Could you write out the data that follows, exactly and in full?
### Supplied records ###
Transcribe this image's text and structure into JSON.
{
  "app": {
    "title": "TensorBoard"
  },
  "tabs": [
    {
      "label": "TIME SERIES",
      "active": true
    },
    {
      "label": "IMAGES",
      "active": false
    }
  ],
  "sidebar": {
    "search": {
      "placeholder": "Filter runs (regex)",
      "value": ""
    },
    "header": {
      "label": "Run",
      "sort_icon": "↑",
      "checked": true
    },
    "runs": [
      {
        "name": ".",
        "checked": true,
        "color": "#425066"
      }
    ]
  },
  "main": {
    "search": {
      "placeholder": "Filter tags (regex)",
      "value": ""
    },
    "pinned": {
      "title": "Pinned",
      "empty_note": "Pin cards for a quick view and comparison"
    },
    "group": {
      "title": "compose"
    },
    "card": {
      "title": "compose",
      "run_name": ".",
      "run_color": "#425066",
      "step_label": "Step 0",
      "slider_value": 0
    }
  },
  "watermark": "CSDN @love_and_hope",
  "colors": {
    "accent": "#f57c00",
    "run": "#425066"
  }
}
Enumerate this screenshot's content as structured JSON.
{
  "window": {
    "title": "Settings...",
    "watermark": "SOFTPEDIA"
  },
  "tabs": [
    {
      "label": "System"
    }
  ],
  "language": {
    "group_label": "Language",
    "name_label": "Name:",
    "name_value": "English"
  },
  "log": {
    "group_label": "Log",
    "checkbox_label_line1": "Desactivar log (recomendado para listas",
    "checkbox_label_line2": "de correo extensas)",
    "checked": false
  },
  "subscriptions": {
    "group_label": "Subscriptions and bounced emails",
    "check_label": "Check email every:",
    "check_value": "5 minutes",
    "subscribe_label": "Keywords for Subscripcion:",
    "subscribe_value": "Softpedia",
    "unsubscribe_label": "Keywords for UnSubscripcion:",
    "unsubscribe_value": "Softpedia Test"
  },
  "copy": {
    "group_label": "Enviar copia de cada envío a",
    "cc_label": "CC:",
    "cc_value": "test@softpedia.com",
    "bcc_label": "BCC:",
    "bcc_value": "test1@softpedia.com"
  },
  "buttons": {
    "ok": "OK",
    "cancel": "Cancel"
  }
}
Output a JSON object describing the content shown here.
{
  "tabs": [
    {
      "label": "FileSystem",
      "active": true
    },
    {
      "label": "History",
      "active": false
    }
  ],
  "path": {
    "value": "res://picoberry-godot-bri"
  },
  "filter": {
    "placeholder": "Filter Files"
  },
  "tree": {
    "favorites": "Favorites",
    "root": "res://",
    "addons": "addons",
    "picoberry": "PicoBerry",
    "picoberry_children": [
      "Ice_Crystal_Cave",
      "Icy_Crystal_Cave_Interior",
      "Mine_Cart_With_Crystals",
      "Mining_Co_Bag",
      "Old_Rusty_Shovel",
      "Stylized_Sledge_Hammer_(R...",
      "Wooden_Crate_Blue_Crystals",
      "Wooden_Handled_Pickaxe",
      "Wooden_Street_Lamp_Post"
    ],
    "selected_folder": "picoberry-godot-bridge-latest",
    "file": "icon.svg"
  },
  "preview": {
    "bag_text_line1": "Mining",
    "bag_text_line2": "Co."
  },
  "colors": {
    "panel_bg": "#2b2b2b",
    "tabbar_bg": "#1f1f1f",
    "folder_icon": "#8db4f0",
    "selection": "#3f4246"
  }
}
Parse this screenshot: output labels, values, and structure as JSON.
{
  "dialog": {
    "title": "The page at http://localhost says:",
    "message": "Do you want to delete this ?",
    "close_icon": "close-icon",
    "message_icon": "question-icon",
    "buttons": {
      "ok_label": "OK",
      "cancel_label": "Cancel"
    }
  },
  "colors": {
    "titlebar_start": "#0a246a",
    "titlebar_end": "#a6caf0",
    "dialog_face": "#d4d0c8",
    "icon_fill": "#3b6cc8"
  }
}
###
Finished exercise:
Transcribe this image's text and structure into JSON.
{
  "app": {
    "title": "TensorBoard"
  },
  "tabs": [
    {
      "label": "TIME SERIES",
      "active": true
    },
    {
      "label": "IMAGES",
      "active": false
    }
  ],
  "sidebar": {
    "search": {
      "placeholder": "Filter runs (regex)",
      "value": ""
    },
    "header": {
      "label": "Run",
      "sort_icon": "↑",
      "checked": true
    },
    "runs": [
      {
        "name": ".",
        "checked": true,
        "color": "#425066"
      }
    ]
  },
  "main": {
    "search": {
      "placeholder": "Filter tags (regex)",
      "value": ""
    },
    "pinned": {
      "title": "Pinned",
      "empty_note": "Pin cards for a quick view and comparison"
    },
    "group": {
      "title": "compose"
    },
    "card": {
      "title": "compose",
      "run_name": ".",
      "run_color": "#425066",
      "step_label": "Step 0",
      "slider_value": 0
    }
  },
  "watermark": "CSDN @love_and_hope",
  "colors": {
    "accent": "#f57c00",
    "run": "#425066"
  }
}
Enumerate this screenshot's content as structured JSON.
{
  "window": {
    "title": "Settings...",
    "watermark": "SOFTPEDIA"
  },
  "tabs": [
    {
      "label": "System"
    }
  ],
  "language": {
    "group_label": "Language",
    "name_label": "Name:",
    "name_value": "English"
  },
  "log": {
    "group_label": "Log",
    "checkbox_label_line1": "Desactivar log (recomendado para listas",
    "checkbox_label_line2": "de correo extensas)",
    "checked": false
  },
  "subscriptions": {
    "group_label": "Subscriptions and bounced emails",
    "check_label": "Check email every:",
    "check_value": "5 minutes",
    "subscribe_label": "Keywords for Subscripcion:",
    "subscribe_value": "Softpedia",
    "unsubscribe_label": "Keywords for UnSubscripcion:",
    "unsubscribe_value": "Softpedia Test"
  },
  "copy": {
    "group_label": "Enviar copia de cada envío a",
    "cc_label": "CC:",
    "cc_value": "test@softpedia.com",
    "bcc_label": "BCC:",
    "bcc_value": "test1@softpedia.com"
  },
  "buttons": {
    "ok": "OK",
    "cancel": "Cancel"
  }
}
Output a JSON object describing the content shown here.
{
  "tabs": [
    {
      "label": "FileSystem",
      "active": true
    },
    {
      "label": "History",
      "active": false
    }
  ],
  "path": {
    "value": "res://picoberry-godot-bri"
  },
  "filter": {
    "placeholder": "Filter Files"
  },
  "tree": {
    "favorites": "Favorites",
    "root": "res://",
    "addons": "addons",
    "picoberry": "PicoBerry",
    "picoberry_children": [
      "Ice_Crystal_Cave",
      "Icy_Crystal_Cave_Interior",
      "Mine_Cart_With_Crystals",
      "Mining_Co_Bag",
      "Old_Rusty_Shovel",
      "Stylized_Sledge_Hammer_(R...",
      "Wooden_Crate_Blue_Crystals",
      "Wooden_Handled_Pickaxe",
      "Wooden_Street_Lamp_Post"
    ],
    "selected_folder": "picoberry-godot-bridge-latest",
    "file": "icon.svg"
  },
  "preview": {
    "bag_text_line1": "Mining",
    "bag_text_line2": "Co."
  },
  "colors": {
    "panel_bg": "#2b2b2b",
    "tabbar_bg": "#1f1f1f",
    "folder_icon": "#8db4f0",
    "selection": "#3f4246"
  }
}
Parse this screenshot: output labels, values, and structure as JSON.
{
  "dialog": {
    "title": "The page at http://localhost says:",
    "message": "Do you want to delete this ?",
    "close_icon": "close-icon",
    "message_icon": "question-icon",
    "buttons": {
      "ok_label": "OK",
      "cancel_label": "Cancel"
    }
  },
  "colors": {
    "titlebar_start": "#0a246a",
    "titlebar_end": "#a6caf0",
    "dialog_face": "#d4d0c8",
    "icon_fill": "#3b6cc8"
  }
}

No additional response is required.